(Data under study)
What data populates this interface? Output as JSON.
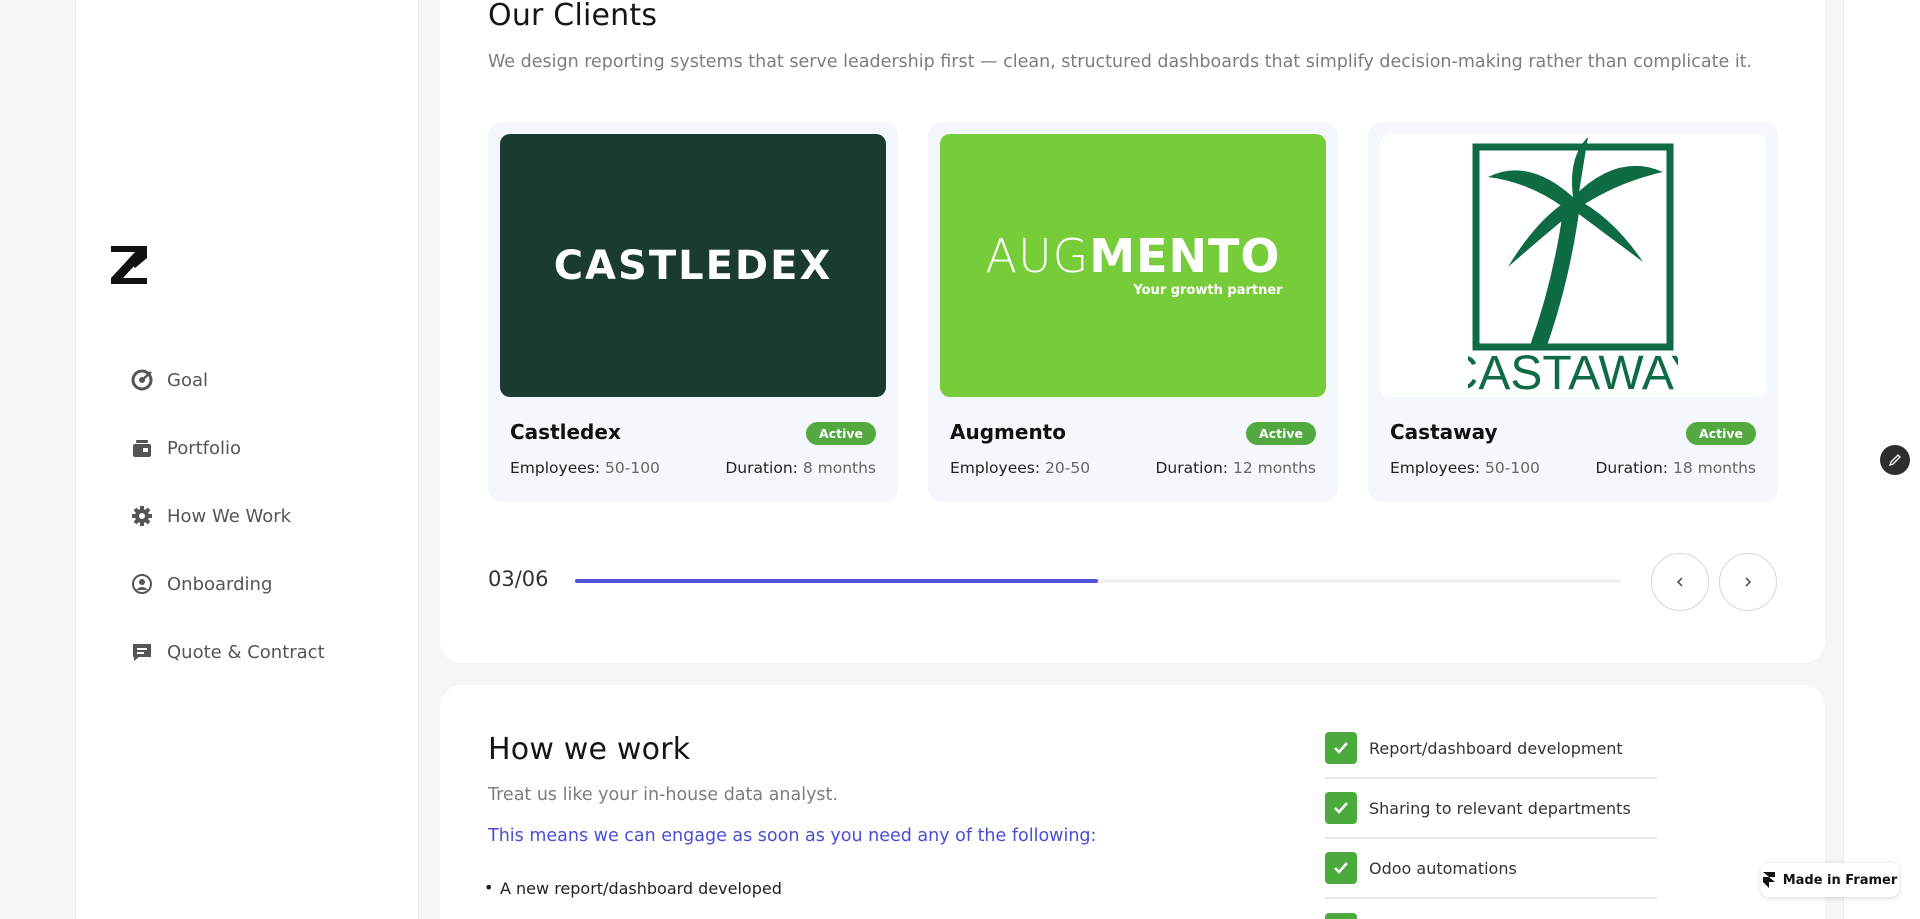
{
  "sidebar": {
    "logo_icon": "brand-z-logo",
    "items": [
      {
        "label": "Goal",
        "icon": "target-icon"
      },
      {
        "label": "Portfolio",
        "icon": "portfolio-icon"
      },
      {
        "label": "How We Work",
        "icon": "gear-icon"
      },
      {
        "label": "Onboarding",
        "icon": "user-circle-icon"
      },
      {
        "label": "Quote & Contract",
        "icon": "chat-icon"
      }
    ]
  },
  "clients_section": {
    "title": "Our Clients",
    "subtitle": "We design reporting systems that serve leadership first — clean, structured dashboards that simplify decision-making rather than complicate it.",
    "cards": [
      {
        "name": "Castledex",
        "status": "Active",
        "employees_label": "Employees:",
        "employees": "50-100",
        "duration_label": "Duration:",
        "duration": "8 months",
        "logo_text": "CASTLEDEX",
        "logo_bg": "#1b3b30"
      },
      {
        "name": "Augmento",
        "status": "Active",
        "employees_label": "Employees:",
        "employees": "20-50",
        "duration_label": "Duration:",
        "duration": "12 months",
        "logo_text_light": "AUG",
        "logo_text_bold": "MENTO",
        "logo_tagline": "Your growth partner",
        "logo_bg": "#77cc3a"
      },
      {
        "name": "Castaway",
        "status": "Active",
        "employees_label": "Employees:",
        "employees": "50-100",
        "duration_label": "Duration:",
        "duration": "18 months",
        "logo_text": "CASTAWAY",
        "logo_bg": "#ffffff"
      }
    ],
    "pager": {
      "counter": "03/06",
      "progress": 0.5,
      "prev_icon": "chevron-left-icon",
      "next_icon": "chevron-right-icon"
    }
  },
  "work_section": {
    "title": "How we work",
    "subtitle": "Treat us like your in-house data analyst.",
    "highlight": "This means we can engage as soon as you need any of the following:",
    "bullets": [
      "A new report/dashboard developed"
    ],
    "checklist": [
      "Report/dashboard development",
      "Sharing to relevant departments",
      "Odoo automations"
    ]
  },
  "framer_badge": {
    "label": "Made in Framer"
  },
  "colors": {
    "accent": "#4f52d6",
    "active_badge": "#52a93f",
    "check": "#4aab3c"
  }
}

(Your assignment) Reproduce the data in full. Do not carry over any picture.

(Task solution)
What data populates this interface? Output as JSON.
{
  "sidebar": {
    "logo_icon": "brand-z-logo",
    "items": [
      {
        "label": "Goal",
        "icon": "target-icon"
      },
      {
        "label": "Portfolio",
        "icon": "portfolio-icon"
      },
      {
        "label": "How We Work",
        "icon": "gear-icon"
      },
      {
        "label": "Onboarding",
        "icon": "user-circle-icon"
      },
      {
        "label": "Quote & Contract",
        "icon": "chat-icon"
      }
    ]
  },
  "clients_section": {
    "title": "Our Clients",
    "subtitle": "We design reporting systems that serve leadership first — clean, structured dashboards that simplify decision-making rather than complicate it.",
    "cards": [
      {
        "name": "Castledex",
        "status": "Active",
        "employees_label": "Employees:",
        "employees": "50-100",
        "duration_label": "Duration:",
        "duration": "8 months",
        "logo_text": "CASTLEDEX",
        "logo_bg": "#1b3b30"
      },
      {
        "name": "Augmento",
        "status": "Active",
        "employees_label": "Employees:",
        "employees": "20-50",
        "duration_label": "Duration:",
        "duration": "12 months",
        "logo_text_light": "AUG",
        "logo_text_bold": "MENTO",
        "logo_tagline": "Your growth partner",
        "logo_bg": "#77cc3a"
      },
      {
        "name": "Castaway",
        "status": "Active",
        "employees_label": "Employees:",
        "employees": "50-100",
        "duration_label": "Duration:",
        "duration": "18 months",
        "logo_text": "CASTAWAY",
        "logo_bg": "#ffffff"
      }
    ],
    "pager": {
      "counter": "03/06",
      "progress": 0.5,
      "prev_icon": "chevron-left-icon",
      "next_icon": "chevron-right-icon"
    }
  },
  "work_section": {
    "title": "How we work",
    "subtitle": "Treat us like your in-house data analyst.",
    "highlight": "This means we can engage as soon as you need any of the following:",
    "bullets": [
      "A new report/dashboard developed"
    ],
    "checklist": [
      "Report/dashboard development",
      "Sharing to relevant departments",
      "Odoo automations"
    ]
  },
  "framer_badge": {
    "label": "Made in Framer"
  },
  "colors": {
    "accent": "#4f52d6",
    "active_badge": "#52a93f",
    "check": "#4aab3c"
  }
}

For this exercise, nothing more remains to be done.